Meet David. He is my oldest son and I love him with absolute commitment. He isn’t yet three years old, but he can make me laugh almost as much as his mummy can. Now, when bedtime rolls around there is a routine, and David can be quite particular about all requisite elements of bedtime being in place. Some people might demand we get rid of routine to make him adaptable, that he is potentially dependent on routine for security, but there’s more than enough natural disruptions in life without manufacturing more for him.

On the particular night, Sarah was out of the house so I was the sole provider of bedtime shenanigans. I got him tucked in “the biggerest” (superlatives, even incorrectly spelled, are impressive from a 2.5 year old, right?). We read a story (“Oh the Thinks You Can Think”) and then came the eskimos/butterflies/kisses/kersniffles. The kersniffles are some of my favorite things ever. There’s a lot of sniffing and snorting and head dodging to find the best spot, but eventually the result is lots of giggling, then laughing, then exhaustion. At the end of this particular bout, David stopped, looked at me and said, “That makes me happy.”


To have made my child so joyful and for him to express it was a precious moment. Reflecting on it, I imagine our Father, in whom we find our joy, delighting when we tell Him, “That made me happy.” Because it wasn’t the action alone that made David happy, but the relational bond between daddy and son, and the willingness of daddy to condescend to the wonderful world of a child who wants nothing more than kersniffles from the man who loves him, and watches over him.
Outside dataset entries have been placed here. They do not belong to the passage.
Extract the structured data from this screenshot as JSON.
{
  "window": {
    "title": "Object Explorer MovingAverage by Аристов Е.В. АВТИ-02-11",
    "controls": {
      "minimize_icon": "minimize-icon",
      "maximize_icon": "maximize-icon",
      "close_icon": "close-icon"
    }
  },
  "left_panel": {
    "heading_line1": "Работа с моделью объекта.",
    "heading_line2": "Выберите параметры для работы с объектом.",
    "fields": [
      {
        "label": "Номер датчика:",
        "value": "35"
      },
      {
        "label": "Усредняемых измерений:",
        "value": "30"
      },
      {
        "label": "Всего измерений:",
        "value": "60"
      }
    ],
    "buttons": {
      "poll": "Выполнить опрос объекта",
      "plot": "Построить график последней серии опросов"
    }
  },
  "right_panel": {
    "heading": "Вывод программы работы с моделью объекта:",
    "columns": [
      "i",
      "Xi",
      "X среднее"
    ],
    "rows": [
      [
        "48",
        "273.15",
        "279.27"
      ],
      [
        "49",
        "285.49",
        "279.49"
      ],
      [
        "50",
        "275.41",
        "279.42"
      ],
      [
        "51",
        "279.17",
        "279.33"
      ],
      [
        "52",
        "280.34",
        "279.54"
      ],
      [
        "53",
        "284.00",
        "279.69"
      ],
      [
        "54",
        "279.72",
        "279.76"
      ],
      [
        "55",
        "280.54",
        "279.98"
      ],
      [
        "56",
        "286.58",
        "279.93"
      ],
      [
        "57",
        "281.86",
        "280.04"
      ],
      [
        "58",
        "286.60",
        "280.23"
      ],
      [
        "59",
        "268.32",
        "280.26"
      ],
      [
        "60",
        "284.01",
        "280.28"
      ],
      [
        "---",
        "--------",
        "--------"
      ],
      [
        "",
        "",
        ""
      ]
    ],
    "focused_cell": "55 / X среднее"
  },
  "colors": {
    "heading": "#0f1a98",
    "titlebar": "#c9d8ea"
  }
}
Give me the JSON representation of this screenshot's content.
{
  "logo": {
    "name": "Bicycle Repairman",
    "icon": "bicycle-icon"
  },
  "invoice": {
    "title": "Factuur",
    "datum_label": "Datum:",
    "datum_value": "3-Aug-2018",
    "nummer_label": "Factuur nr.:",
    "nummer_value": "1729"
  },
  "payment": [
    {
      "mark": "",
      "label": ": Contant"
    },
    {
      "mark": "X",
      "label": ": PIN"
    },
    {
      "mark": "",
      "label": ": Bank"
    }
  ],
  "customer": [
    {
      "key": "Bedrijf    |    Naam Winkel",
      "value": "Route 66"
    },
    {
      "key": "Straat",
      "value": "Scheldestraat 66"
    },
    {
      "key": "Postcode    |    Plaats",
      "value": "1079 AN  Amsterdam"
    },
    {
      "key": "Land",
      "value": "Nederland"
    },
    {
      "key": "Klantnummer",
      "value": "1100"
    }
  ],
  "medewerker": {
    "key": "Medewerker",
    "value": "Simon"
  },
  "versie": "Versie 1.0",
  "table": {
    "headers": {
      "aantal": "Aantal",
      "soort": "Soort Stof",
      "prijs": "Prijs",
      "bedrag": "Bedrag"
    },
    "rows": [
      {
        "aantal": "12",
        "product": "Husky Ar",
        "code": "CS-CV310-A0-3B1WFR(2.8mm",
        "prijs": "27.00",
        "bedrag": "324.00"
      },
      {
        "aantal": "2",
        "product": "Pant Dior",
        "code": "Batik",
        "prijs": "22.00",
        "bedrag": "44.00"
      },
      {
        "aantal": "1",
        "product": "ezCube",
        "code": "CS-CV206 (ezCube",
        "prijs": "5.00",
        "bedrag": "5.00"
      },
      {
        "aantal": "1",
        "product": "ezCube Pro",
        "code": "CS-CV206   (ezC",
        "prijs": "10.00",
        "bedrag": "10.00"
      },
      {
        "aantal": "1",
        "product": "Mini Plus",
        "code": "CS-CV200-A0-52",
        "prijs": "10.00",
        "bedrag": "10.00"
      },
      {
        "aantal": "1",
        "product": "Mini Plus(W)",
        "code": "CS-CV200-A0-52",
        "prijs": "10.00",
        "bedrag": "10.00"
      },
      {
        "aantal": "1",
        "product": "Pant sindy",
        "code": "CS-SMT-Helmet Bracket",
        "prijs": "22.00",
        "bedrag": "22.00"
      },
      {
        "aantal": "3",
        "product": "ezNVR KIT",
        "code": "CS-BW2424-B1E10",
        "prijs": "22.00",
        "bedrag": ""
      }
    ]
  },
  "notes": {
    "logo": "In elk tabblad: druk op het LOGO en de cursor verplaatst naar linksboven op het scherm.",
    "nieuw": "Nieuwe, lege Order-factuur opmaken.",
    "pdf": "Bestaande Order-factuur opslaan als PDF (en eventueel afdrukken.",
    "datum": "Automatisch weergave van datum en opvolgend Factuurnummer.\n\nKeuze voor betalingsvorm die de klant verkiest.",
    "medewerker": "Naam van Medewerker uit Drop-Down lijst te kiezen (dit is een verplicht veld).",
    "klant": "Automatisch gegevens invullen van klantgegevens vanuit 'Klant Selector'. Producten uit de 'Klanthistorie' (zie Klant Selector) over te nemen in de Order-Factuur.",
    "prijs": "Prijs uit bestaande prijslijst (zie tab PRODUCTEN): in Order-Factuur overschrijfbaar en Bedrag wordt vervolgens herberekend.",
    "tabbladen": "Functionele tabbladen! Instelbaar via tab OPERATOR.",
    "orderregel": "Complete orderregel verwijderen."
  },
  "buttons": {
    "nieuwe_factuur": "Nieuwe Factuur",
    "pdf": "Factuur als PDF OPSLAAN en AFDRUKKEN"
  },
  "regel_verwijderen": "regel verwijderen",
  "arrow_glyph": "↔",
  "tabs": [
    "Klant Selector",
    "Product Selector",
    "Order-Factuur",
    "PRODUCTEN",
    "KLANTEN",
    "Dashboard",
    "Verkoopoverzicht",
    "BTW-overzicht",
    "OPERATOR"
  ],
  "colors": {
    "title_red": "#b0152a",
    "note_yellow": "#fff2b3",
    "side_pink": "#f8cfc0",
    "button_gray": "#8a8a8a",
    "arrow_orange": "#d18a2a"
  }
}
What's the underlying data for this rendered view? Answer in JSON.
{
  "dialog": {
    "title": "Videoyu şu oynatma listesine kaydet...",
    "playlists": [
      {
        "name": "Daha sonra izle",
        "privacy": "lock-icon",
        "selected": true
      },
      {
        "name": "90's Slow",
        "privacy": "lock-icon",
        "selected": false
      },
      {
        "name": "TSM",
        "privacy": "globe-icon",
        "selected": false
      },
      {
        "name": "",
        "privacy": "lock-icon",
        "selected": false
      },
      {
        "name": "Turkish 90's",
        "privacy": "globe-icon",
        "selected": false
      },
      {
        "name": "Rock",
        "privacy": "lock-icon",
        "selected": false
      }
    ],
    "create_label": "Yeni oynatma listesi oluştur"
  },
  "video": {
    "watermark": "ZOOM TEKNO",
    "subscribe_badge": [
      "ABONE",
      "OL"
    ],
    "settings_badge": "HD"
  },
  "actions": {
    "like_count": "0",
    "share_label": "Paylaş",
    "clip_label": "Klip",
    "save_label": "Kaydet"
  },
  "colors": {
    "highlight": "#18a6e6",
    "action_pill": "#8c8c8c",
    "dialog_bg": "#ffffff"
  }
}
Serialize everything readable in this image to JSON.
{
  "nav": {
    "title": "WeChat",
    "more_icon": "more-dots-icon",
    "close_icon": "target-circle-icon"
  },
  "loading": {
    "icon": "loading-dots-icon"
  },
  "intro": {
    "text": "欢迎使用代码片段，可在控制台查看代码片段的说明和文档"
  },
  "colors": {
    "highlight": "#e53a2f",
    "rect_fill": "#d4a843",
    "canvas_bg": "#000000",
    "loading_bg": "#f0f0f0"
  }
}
God is not aloof. God is not annoyed when we want to be near Him for joy. God is not impatiently drumming His fingers, waiting for His children to quit clowning around. I am convinced that when we ask God to be our joy, to be our happiness, He is delighted, and delights in loving us this way.